The reason for her growth however, all started when a mysterious person they called The Hawk, began to attack various rich plantations and free the Silvras and Tyyros (who are slaves, no matter how one might look at it). That is when Verity realizes the lives of the lower class, realizes the wrongs being done to them and begins to want to help and do all she can to make things right. And while I liked the Hawk for freeing the slaves and giving them a better life and his commitment to his cause, I wasn’t so fond of the way he went about achieving his goals. He was fueled by revenge and liked to burn down crops and home even though he didn’t need to. He wasn’t robbing the rich to feed the poor as Robin Hood did; he was taking down the rich and freeing the oppressed.
I liked Lord Roth from the beginning.
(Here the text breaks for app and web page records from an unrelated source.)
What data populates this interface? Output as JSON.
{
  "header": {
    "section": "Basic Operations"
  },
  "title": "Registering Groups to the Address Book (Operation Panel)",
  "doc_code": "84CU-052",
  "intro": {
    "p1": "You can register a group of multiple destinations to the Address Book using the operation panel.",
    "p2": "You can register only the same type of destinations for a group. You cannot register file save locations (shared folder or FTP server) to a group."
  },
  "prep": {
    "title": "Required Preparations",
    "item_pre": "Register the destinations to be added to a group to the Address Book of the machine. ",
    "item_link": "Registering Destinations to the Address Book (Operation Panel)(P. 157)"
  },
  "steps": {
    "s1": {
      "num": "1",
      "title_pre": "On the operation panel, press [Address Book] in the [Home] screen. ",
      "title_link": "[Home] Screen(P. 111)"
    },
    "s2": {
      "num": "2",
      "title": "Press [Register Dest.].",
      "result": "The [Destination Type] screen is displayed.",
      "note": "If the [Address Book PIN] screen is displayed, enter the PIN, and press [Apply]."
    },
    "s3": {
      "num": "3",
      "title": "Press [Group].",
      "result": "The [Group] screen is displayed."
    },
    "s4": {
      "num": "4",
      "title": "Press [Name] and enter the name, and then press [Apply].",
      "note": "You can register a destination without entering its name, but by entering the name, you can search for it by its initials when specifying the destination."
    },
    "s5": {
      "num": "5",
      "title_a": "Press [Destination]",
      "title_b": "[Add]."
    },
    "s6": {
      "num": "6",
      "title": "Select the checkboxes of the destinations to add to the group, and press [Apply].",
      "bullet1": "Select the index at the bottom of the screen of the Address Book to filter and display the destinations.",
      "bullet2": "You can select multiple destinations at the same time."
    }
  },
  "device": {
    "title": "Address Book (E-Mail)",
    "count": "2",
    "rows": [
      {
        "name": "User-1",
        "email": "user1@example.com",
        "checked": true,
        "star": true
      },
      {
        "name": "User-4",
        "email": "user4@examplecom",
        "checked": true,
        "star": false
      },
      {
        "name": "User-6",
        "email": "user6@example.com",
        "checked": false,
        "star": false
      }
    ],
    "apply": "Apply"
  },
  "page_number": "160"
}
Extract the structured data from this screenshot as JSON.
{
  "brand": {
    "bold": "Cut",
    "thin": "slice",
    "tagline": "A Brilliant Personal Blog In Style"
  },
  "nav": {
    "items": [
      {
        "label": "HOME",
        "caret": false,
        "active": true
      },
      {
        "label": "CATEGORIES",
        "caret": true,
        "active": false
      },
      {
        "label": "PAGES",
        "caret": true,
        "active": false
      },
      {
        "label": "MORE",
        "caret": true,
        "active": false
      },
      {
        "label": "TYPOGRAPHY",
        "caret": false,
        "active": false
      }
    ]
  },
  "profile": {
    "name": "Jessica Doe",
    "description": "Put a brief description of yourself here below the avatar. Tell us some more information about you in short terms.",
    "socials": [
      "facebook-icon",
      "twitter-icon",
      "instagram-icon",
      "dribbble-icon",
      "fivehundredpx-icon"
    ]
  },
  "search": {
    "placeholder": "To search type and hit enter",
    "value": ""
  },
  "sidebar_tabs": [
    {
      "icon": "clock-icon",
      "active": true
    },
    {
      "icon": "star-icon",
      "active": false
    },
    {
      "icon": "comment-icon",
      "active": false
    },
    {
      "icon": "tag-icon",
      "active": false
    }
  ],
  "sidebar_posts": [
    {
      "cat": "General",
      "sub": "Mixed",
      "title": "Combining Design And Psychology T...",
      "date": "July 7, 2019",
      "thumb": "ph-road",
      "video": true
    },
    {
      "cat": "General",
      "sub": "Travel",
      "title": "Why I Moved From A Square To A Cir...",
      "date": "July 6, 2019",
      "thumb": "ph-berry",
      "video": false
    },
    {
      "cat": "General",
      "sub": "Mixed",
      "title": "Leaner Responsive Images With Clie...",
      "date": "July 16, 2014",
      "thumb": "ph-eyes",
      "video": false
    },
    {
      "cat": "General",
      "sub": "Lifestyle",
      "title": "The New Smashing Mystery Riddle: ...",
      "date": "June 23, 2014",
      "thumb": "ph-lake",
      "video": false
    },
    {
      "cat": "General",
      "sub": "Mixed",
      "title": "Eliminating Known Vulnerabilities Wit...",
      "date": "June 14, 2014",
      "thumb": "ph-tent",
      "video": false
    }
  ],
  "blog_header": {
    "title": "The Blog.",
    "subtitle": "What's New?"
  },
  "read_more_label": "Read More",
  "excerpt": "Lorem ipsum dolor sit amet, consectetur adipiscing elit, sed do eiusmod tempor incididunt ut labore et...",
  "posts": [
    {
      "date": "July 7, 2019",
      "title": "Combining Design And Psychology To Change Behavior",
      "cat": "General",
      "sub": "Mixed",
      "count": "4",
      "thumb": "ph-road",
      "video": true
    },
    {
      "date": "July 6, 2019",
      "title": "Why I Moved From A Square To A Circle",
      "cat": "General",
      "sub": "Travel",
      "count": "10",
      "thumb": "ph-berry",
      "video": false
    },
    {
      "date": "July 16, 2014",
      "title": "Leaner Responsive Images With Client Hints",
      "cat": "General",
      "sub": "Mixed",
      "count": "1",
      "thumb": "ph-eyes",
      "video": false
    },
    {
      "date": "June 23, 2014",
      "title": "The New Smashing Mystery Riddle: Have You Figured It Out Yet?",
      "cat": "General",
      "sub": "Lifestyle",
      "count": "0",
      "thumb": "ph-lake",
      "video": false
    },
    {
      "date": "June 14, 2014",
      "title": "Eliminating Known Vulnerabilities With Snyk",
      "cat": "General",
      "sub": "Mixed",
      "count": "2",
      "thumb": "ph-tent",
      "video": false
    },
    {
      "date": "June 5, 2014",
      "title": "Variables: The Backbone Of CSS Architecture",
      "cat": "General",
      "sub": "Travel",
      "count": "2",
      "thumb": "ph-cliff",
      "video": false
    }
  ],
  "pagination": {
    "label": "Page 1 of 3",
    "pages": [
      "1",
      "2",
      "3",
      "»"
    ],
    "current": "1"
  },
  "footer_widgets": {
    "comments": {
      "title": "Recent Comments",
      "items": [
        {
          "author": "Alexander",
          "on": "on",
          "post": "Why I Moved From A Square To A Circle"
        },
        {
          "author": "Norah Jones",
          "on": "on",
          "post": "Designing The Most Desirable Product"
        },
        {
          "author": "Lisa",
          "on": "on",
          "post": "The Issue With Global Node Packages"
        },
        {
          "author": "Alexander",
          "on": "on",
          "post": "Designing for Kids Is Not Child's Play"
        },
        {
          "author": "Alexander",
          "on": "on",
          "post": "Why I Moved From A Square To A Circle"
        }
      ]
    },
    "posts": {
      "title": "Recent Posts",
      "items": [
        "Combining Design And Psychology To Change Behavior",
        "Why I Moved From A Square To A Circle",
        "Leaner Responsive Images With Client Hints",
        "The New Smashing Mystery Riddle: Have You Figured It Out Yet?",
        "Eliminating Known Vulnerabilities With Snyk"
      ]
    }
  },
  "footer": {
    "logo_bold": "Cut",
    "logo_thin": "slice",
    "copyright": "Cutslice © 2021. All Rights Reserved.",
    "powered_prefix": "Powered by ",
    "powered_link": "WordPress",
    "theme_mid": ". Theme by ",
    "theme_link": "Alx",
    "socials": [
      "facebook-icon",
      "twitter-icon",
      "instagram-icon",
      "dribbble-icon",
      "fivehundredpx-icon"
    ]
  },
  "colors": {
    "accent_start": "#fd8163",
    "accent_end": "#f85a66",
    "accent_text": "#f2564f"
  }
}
He came across as sweet, intelligent, and charming, though he adored making fun of Verity for obvious reasons. He had his own way about things and while at times I wasn’t so fond of him for treating Verity like a child and being fairly rude, he was an overall great character. He grew as well, like Verity did, though not as much. He stopped treating her like a child and she saw and remembered the good things about him, the things he did so she didn’t have such a hard time. It was rather obvious how it would end between them, though I wish the romance was more developed because there really wasn’t much of it.
Which brings me to the world building! The world was very well-developed, feeling as real as our own as we got to see inner workings of politics as well as the outcome of chaos. We got to see how Verity’s world suffered and worked through the loss of money and crops and workers. We got to see the different worlds, the different workings of the different people and places (though not so much their politics, but their groups near Verity). It was a fantastic world and the author did a great job of describing it and making it feel real.
The writing was also very good. We got to see the world through Verity, so there were no big info-dumps, and we got to see the world change through her eyes. I was so invested and immersed in this book that I didn’t want to put it down. It was just so easy to fall into and so hard to get out! And while it wasn’t exactly fast-paced (which I have no problems with), it was so riveting that I can hardly complain!
Overall, everything about this book is great. And while I would’ve loved to see the romance be more developed, there’s not much to complain about. I would definitely recommend this for any of you who find in interestign or love fantasy and historical books.